Do Inches Matter?

Do Inches Matter???

                Often times I observe teams raise and lower their jump heights mid tourney or even mid race.  Typically, the more experienced dogs after the first heat have adjusted and start to smooth out.  When handlers see that their dogs don’t seem to have trouble switching heights they assume its fine to switch up and down whenever the team requires it.  What is the handler observing that leads them to this conclusion?  Is it the way the dog jumps? Number of Strides? Turns on the box? Or is it just good enough that the dog completed the course without making any mistakes or smashing any of the jumps?  Do adding/ subtracting inches really matter? In my opinion......They suuure do!

                If we take a look at the flyball course you will notice many elements stay constant.  The start line is 6 feet from the first jump, the jumps are all 10 feet apart, the last jump 15ft from the box and the box size and ball position is always the same.  Now this seems insignificant to us however it plays a huge role in how our dogs run the course.  With enough experience and training the dog stride the jumps and approach the box with not much thought because everything is always the same.  No unexpected extra jumps to take, No course directional changes or even the handler movements are the same.  Knowing this the brain eventually doesn’t have to calculate every movement and deliver the information to the muscles to perform, instead, it becomes second nature and muscle memory comes into effect.  When a movement is repeated over time, a long-term muscle memory is created for that task, eventually allowing it to be performed without conscious effort.  In order for our dogs to run to their full potential and as efficiently as possible muscle memory is a must.

                  So where am I going with this?  Let’s look at the training history of a flyball dog.  Often they are started with ground work at a young age and taught to run the jumps where take-offs and landings stay constant.  They are also encouraged to only take one stride between the jumps.  As they develop and get older we slowly raise the height of the jump until the dog is at the jump height he will run in a tournament.  By the time they run in a tournament muscle memory is already working.  Now let’s say the dog runs the same height for the first 6 months of his career.  That's 6 months where the course never varies aside from its location.  Now all of the sudden you are mid tournament and your 8" height dog goes down and all you have are a 10" replacement listed.  So you bump your jump heights up in order to remain in the tournament and keep the winning streak going.  Here is where the problem begins.  You know the height was raised, the box loader knows, the other handlers know and even perhaps the other team notices too, the only one who doesn't know is your dog.  To them everything looks the same.  Their brain and body plan to run the course as usual with the same take-offs, landings, and elevation.   It’s not like you whispered in his ear "oh just so you are prepared,  we are running 10" now so raise your feet 2" more than you have been over the past 6 months.  Thanks now GO!" If only it were so easy.   Guess when your dog learns the height has changed? He notices usually after he has already launched for the first jump.  Yikes!  This can cause many problems in your dog’s performance.  He could crash the jumps, it could change where he lands before the box and therefore affects his take-off point to hit the box which can cause a bobble or a smash, it could cause him to tuck his feet up on jump 2 and 3 heading to the box and lastly it gives them a different picture of the dogs they are running into.  All of these possible outcomes feed into ours dogs confidence and makes our dog's brain ask questions.  This all leads to our dogs slowing down having to adjust to all the changes that a 2" increase has caused. 

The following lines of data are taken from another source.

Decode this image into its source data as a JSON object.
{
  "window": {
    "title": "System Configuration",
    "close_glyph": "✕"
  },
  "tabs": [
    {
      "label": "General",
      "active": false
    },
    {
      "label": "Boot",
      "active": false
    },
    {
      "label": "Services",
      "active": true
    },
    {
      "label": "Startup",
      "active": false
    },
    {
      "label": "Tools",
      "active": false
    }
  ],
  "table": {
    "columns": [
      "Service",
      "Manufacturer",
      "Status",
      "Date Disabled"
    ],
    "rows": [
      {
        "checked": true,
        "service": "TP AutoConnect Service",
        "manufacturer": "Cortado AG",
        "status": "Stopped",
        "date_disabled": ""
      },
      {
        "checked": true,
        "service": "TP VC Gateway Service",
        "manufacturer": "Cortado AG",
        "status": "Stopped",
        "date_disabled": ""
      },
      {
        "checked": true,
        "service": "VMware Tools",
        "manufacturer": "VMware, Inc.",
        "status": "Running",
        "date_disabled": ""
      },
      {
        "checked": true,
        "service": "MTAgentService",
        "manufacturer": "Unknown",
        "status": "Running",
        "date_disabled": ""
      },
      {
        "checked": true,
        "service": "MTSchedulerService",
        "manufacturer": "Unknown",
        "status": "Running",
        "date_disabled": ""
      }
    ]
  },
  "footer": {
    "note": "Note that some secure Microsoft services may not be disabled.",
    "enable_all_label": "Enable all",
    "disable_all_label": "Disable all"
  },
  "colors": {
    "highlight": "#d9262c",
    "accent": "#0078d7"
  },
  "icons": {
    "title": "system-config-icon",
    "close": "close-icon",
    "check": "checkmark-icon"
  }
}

                But not only are the dogs affected.  The handlers all have to adjust as well.  Passing becomes more difficult because the dogs are slower and are not comfortable in the way they run.  The change makes it harder to gauge your pass release window.  This could lead to a handler letting go at their usual spot and risk a possible collision.  Clearly this becomes a HUGE safety concern.

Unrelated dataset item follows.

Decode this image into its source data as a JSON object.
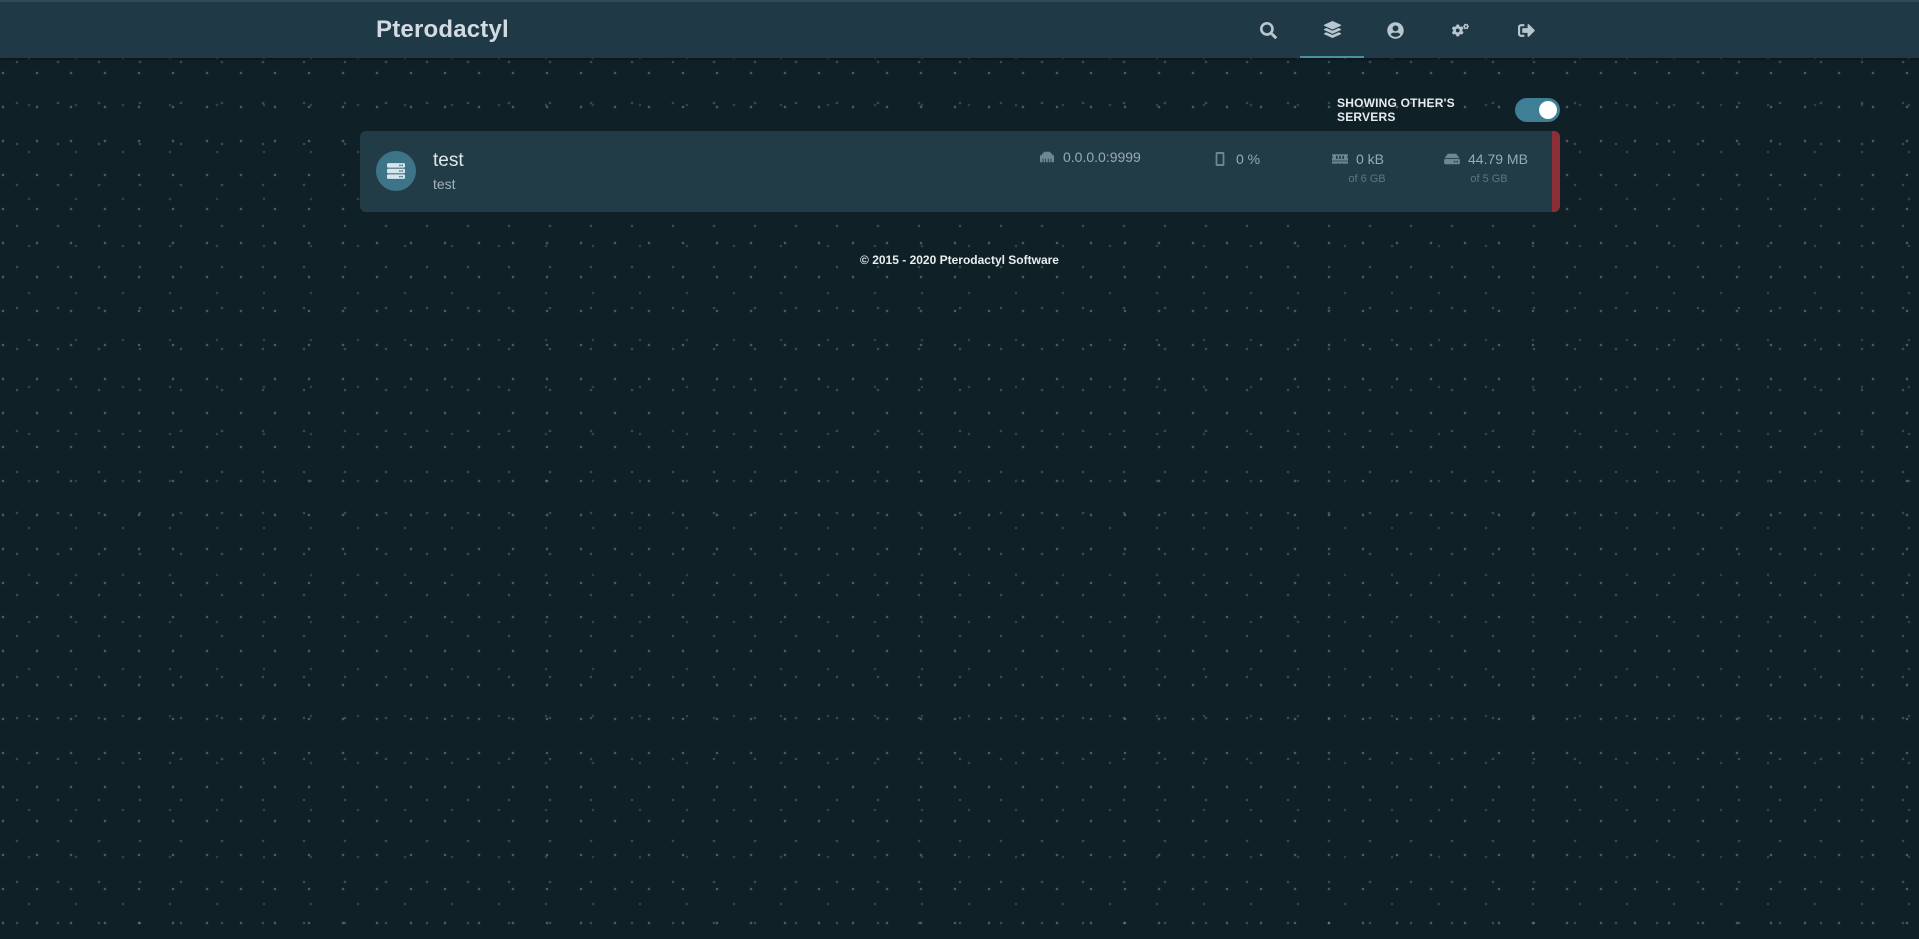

                When a height dog on a Rocket Relay team goes down this is what we do if we don't have a spare height dog of equal measure.  The team is pulled.  Whenever a team of dogs need to go up in height it is done over weeks of practices and conditioning through power jumping before they can even compete at their next tournament.  Doesn't matter the speed of the dog or the size of the dog it’s all done the same way.  Decreases in height tend to be less risky however I still recommend giving your dog a chance to practice before just throwing them in. 

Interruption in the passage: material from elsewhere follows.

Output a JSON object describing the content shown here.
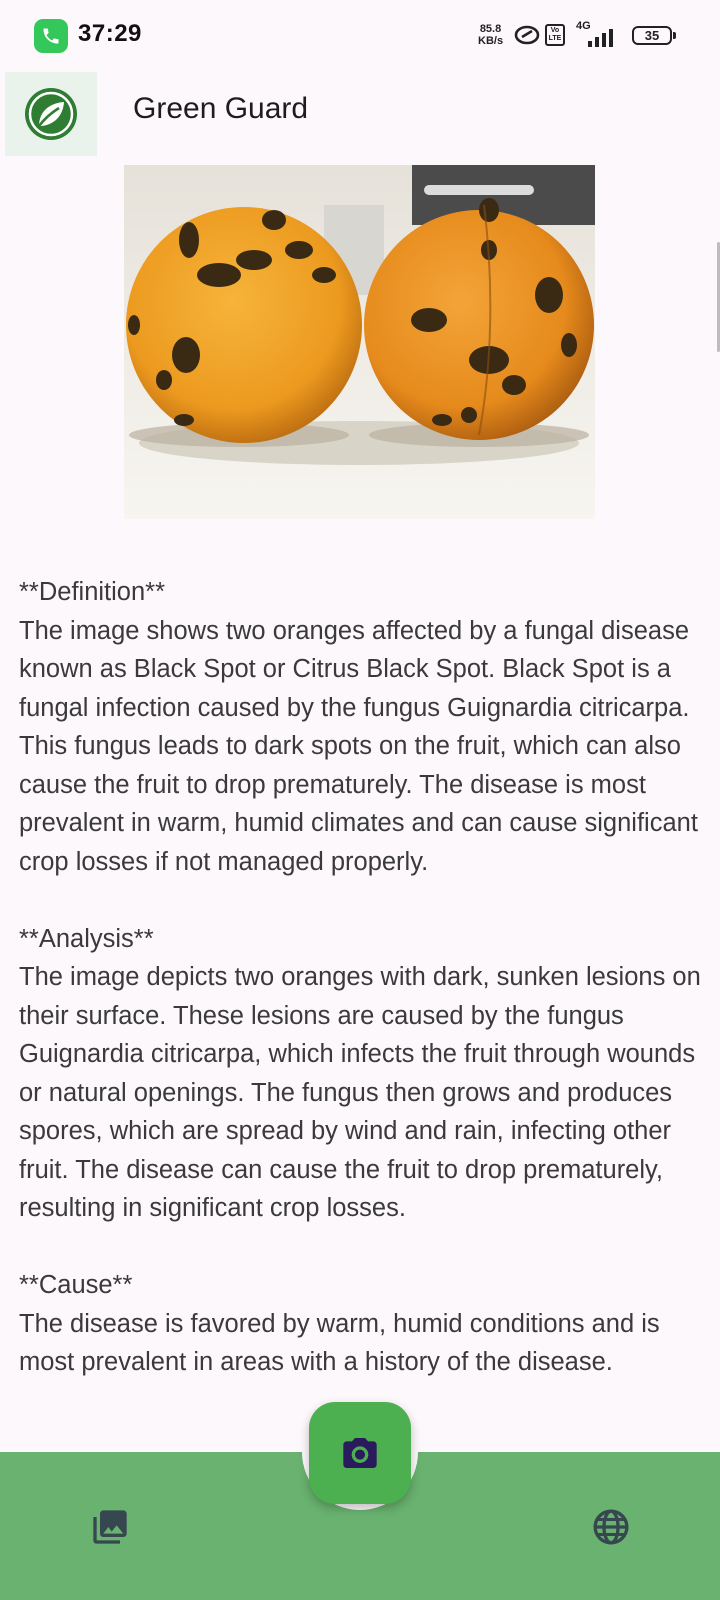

                Just a simple example, when our A-team decided to use a 10" height dog rather than our 9" one it took over 6 months before our dogs started running their usual times consistently.  That was 6 months of tournaments, practices, and power jumping. 

                So keep all of the above in mind when you are preparing for a tournament.  It will allow your dog do run as efficiently and safely as possible.  It makes a big difference.